DATA FOR REVIEW:

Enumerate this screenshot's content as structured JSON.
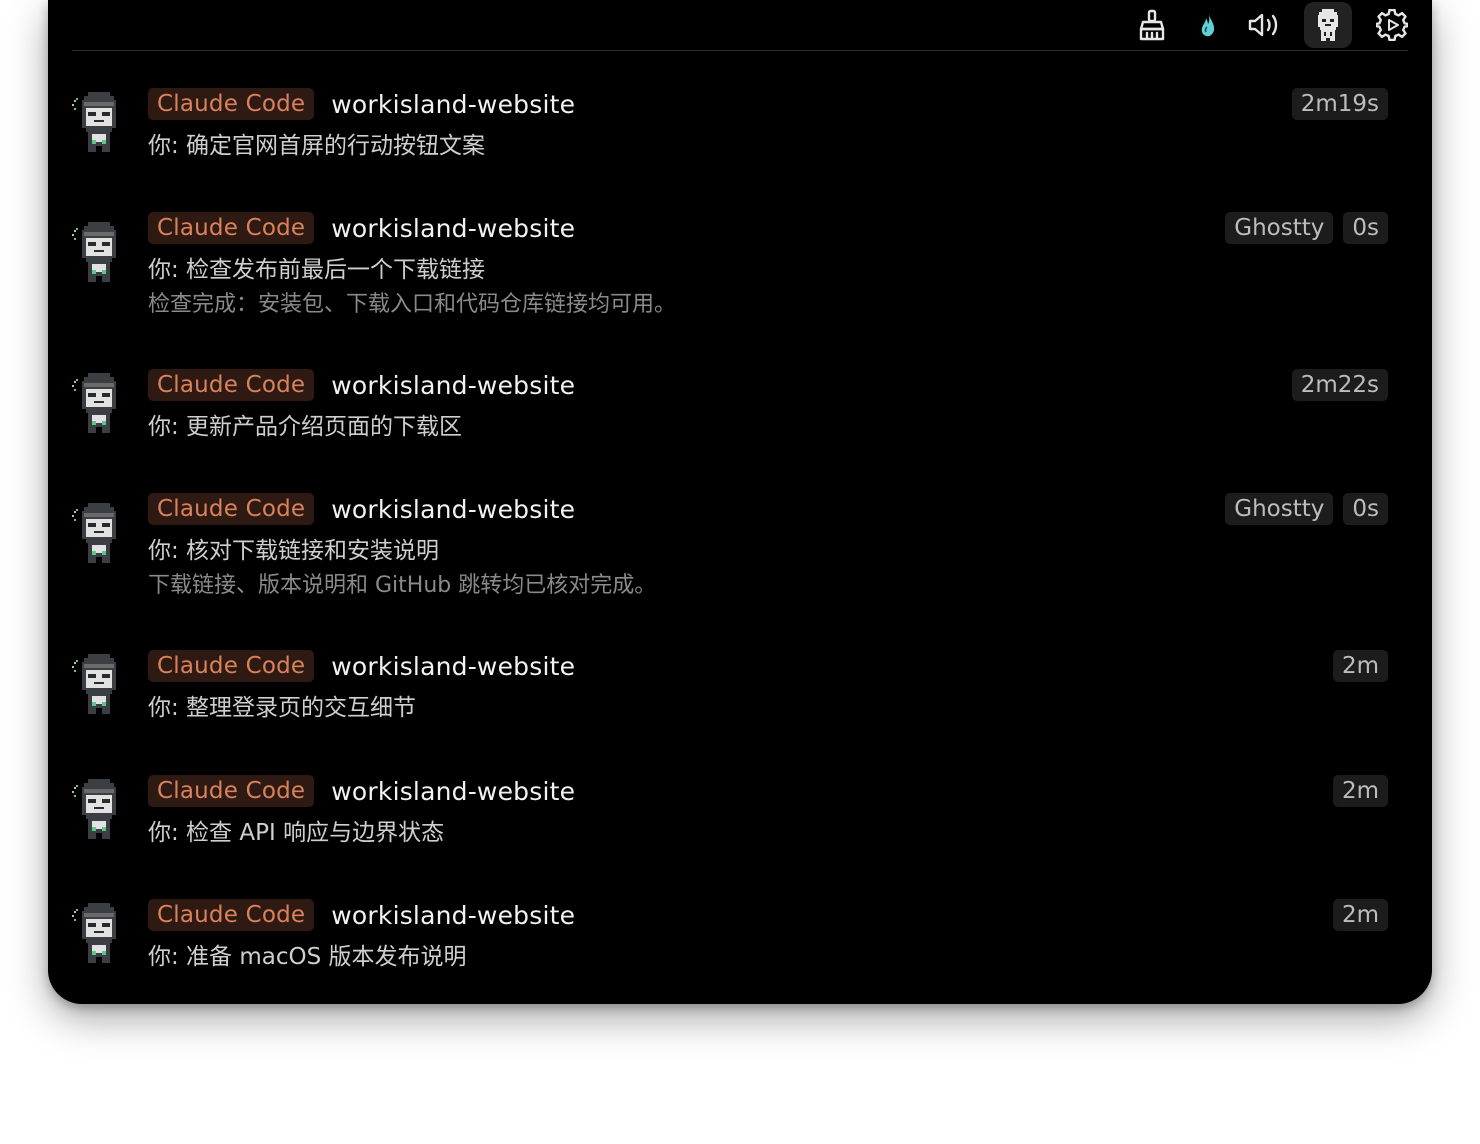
{
  "toolbar": {
    "icons": [
      {
        "name": "broom-icon",
        "color": "#e6e6e6"
      },
      {
        "name": "droplet-icon",
        "color": "#5ed0d6"
      },
      {
        "name": "speaker-icon",
        "color": "#e6e6e6"
      },
      {
        "name": "mascot-icon",
        "color": "#e6e6e6",
        "active": true
      },
      {
        "name": "gear-icon",
        "color": "#e6e6e6"
      }
    ]
  },
  "colors": {
    "agent_badge_bg": "#2e1a12",
    "agent_badge_text": "#d9825b",
    "pill_bg": "#1c1c1c"
  },
  "sessions": [
    {
      "agent": "Claude Code",
      "project": "workisland-website",
      "terminal": "",
      "time": "2m19s",
      "message": "你: 确定官网首屏的行动按钮文案",
      "reply": ""
    },
    {
      "agent": "Claude Code",
      "project": "workisland-website",
      "terminal": "Ghostty",
      "time": "0s",
      "message": "你: 检查发布前最后一个下载链接",
      "reply": "检查完成：安装包、下载入口和代码仓库链接均可用。"
    },
    {
      "agent": "Claude Code",
      "project": "workisland-website",
      "terminal": "",
      "time": "2m22s",
      "message": "你: 更新产品介绍页面的下载区",
      "reply": ""
    },
    {
      "agent": "Claude Code",
      "project": "workisland-website",
      "terminal": "Ghostty",
      "time": "0s",
      "message": "你: 核对下载链接和安装说明",
      "reply": "下载链接、版本说明和 GitHub 跳转均已核对完成。"
    },
    {
      "agent": "Claude Code",
      "project": "workisland-website",
      "terminal": "",
      "time": "2m",
      "message": "你: 整理登录页的交互细节",
      "reply": ""
    },
    {
      "agent": "Claude Code",
      "project": "workisland-website",
      "terminal": "",
      "time": "2m",
      "message": "你: 检查 API 响应与边界状态",
      "reply": ""
    },
    {
      "agent": "Claude Code",
      "project": "workisland-website",
      "terminal": "",
      "time": "2m",
      "message": "你: 准备 macOS 版本发布说明",
      "reply": ""
    }
  ]
}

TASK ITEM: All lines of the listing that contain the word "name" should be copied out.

ANSWER BOX:
        "name": "broom-icon",
        "name": "droplet-icon",
        "name": "speaker-icon",
        "name": "mascot-icon",
        "name": "gear-icon",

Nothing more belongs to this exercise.